Emotions, proper emotions, allow us to experience the reality of our judgments and give meaning to our lives. A life that is coldly rational, a life where reason and emotion stand in opposition, is a life that is without meaning. No matter how correct your judgments may be, they cannot be real to you unless you can experience them as part of yourself. Emotions give reality to our ideas; they are the divine bridge between our intellect and bodies and allow us to live as unified beings. That is, of course, if one can master them.
Yet, mastery of emotions need not be the Herculean effort that it is currently supposed. The reason that it is now so difficult is because emotions are not understood, and if one does not understand the operation of his emotions then he has no chance to try and change them. Yet, emotional operation is straightforward and within our ability to change.
Our emotions are automatic responses to our souls, to the core of our beliefs, to those judgments that we hold as definitive of our identities. The stronger the belief, the more central it is to one’s emotional structure and the more that it will affect one’s emotions. If we want this affect to be for the positive, we cannot leave the creation of our emotions to neglect! We must purposefully craft our emotions directly from our reasons and guarantee our creations through continual introspection.
It is not that we can directly control our emotions, but like a river we can shape its course and it will inevitably follow the channel we create if we do this with care. Emotions follow naturally, and automatically, from our beliefs and so we can ultimately change an emotion by changing this basis. If we consciously direct this process, instead of leaving it up to chance, we can bring our emotions in line with our reason and create a unified soul for ourselves.

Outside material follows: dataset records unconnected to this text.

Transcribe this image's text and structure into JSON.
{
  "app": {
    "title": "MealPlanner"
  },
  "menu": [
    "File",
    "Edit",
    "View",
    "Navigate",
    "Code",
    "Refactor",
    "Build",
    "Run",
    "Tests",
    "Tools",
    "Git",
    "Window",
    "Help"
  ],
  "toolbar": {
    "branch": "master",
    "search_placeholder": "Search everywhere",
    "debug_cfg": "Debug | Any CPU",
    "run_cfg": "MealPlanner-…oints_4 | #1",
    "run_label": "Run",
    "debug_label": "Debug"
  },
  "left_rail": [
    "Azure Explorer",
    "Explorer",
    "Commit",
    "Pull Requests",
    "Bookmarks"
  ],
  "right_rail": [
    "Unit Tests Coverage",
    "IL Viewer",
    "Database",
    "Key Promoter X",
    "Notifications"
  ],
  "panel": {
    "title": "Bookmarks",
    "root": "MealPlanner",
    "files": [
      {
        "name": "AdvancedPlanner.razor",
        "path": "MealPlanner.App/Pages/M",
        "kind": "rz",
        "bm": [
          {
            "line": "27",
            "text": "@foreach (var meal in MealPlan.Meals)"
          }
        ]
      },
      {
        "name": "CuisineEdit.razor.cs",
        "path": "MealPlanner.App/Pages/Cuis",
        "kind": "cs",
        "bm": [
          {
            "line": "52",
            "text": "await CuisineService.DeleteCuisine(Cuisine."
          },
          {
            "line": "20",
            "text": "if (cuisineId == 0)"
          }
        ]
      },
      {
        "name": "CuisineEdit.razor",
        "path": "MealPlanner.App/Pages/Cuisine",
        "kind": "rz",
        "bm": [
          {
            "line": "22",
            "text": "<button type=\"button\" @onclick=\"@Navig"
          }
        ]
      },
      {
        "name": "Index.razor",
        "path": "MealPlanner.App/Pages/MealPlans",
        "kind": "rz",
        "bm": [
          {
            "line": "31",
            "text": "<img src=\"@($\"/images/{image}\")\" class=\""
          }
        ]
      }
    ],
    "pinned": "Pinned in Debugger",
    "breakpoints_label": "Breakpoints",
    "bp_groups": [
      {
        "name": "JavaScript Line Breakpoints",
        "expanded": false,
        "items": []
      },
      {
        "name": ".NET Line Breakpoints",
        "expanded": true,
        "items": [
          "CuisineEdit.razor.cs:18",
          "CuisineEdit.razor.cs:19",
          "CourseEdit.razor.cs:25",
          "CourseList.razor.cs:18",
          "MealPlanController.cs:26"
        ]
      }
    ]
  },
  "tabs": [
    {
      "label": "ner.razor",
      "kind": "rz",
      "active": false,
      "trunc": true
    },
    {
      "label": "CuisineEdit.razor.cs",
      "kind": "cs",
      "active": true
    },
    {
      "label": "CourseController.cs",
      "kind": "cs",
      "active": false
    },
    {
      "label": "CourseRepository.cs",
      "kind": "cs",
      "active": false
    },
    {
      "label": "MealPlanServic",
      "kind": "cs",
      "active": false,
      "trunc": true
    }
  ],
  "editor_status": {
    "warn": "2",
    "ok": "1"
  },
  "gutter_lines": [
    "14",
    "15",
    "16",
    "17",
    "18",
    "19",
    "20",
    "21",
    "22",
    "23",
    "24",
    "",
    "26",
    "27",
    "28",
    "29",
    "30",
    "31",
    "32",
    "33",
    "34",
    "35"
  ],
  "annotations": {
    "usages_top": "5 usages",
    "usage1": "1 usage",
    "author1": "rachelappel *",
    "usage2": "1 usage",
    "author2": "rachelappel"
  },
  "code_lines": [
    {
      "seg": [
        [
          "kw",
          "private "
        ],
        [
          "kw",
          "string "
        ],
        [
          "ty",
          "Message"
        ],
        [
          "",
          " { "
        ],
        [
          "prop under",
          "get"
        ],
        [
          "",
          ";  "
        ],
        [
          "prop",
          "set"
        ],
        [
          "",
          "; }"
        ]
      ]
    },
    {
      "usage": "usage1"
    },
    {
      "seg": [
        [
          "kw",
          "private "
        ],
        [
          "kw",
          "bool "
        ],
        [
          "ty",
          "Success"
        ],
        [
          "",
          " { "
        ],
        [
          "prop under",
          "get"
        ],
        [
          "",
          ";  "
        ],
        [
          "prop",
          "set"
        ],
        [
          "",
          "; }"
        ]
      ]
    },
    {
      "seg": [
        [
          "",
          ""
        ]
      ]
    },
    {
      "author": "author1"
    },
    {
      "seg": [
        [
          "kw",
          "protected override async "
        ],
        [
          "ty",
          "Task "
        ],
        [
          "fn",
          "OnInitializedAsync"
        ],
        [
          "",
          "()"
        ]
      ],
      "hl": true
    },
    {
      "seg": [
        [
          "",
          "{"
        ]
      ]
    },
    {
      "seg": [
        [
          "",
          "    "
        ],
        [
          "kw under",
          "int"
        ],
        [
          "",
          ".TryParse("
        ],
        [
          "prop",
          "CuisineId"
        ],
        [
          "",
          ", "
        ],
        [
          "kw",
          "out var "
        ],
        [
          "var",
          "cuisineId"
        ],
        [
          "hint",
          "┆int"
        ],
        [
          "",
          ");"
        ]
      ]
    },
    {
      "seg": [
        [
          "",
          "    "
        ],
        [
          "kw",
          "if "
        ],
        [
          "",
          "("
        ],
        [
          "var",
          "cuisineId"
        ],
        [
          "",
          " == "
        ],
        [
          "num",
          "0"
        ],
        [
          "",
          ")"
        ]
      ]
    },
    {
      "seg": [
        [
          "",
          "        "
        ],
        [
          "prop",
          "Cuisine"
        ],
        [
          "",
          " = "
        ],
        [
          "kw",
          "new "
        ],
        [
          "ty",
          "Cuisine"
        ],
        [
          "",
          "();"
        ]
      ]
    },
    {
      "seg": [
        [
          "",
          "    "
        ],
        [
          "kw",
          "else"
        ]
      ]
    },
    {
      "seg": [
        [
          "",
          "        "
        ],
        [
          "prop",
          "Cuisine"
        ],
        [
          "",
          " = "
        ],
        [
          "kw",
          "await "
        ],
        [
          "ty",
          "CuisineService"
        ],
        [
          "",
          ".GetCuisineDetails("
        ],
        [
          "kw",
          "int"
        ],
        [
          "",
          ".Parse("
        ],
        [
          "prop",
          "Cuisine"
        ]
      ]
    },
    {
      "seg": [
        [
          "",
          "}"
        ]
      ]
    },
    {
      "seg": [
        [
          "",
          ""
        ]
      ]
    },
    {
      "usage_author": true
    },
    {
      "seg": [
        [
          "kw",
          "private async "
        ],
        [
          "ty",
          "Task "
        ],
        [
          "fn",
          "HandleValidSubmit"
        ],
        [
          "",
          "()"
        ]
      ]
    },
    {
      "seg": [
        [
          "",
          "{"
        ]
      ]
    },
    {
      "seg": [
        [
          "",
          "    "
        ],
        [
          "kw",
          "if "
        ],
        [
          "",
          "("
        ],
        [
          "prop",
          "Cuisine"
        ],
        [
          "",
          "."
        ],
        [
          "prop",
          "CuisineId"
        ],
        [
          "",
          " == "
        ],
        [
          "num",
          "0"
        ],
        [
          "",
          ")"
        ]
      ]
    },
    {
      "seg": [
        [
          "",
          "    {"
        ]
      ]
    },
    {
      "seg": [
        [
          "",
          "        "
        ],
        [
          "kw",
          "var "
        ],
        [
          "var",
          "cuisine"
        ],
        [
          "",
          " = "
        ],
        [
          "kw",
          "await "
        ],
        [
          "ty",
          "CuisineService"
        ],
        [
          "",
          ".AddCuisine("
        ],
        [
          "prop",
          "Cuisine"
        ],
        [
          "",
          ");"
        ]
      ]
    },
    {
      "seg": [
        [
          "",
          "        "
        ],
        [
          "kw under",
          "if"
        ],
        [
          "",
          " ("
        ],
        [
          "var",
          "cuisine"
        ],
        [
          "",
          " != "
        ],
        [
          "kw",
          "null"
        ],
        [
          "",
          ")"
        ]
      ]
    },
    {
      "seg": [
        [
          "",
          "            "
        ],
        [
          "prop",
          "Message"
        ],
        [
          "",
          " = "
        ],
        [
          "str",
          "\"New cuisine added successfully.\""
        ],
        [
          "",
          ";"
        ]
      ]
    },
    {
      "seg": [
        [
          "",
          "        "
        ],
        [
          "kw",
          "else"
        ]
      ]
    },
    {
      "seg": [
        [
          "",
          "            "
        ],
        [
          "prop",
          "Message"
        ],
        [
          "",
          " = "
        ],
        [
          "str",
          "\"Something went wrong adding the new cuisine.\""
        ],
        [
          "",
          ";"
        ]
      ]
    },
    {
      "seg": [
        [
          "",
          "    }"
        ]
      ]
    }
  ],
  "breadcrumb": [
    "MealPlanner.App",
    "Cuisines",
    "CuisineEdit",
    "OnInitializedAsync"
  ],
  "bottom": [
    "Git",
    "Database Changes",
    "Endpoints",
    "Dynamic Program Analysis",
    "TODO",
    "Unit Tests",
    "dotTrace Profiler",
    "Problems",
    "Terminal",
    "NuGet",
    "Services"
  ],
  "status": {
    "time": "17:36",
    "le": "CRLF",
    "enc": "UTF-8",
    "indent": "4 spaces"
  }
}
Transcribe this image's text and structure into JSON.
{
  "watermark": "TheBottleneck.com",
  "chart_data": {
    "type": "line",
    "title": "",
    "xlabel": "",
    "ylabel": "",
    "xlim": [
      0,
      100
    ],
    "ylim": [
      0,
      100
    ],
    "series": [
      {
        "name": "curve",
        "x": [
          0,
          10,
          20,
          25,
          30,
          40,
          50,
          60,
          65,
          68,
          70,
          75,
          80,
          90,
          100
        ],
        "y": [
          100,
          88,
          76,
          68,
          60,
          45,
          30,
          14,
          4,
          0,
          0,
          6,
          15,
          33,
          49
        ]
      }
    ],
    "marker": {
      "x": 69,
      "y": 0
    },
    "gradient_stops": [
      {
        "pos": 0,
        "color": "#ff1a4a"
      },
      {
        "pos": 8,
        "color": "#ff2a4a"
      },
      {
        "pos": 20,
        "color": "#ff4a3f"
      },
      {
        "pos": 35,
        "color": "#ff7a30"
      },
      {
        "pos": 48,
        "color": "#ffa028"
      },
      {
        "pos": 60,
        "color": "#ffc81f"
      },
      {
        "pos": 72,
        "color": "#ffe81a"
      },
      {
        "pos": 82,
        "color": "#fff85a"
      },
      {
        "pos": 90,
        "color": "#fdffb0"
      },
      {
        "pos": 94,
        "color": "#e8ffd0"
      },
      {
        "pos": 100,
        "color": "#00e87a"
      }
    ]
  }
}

By bringing our emotions into line with our reason, we can create a world in which we can not only judge, but can experience the reality of our judgments. We can create, for ourselves, a world where our emotions augment and strengthen our ideas with their passion, a world where good and evil become visceral, a world where our souls are not constantly struggling against themselves and, instead, we can experience the light purity of a soul that is good, that can experience this goodness, and can rejoice in the reality of its virtue. We can create the soul that can say: “I know, and feel, that I am good.”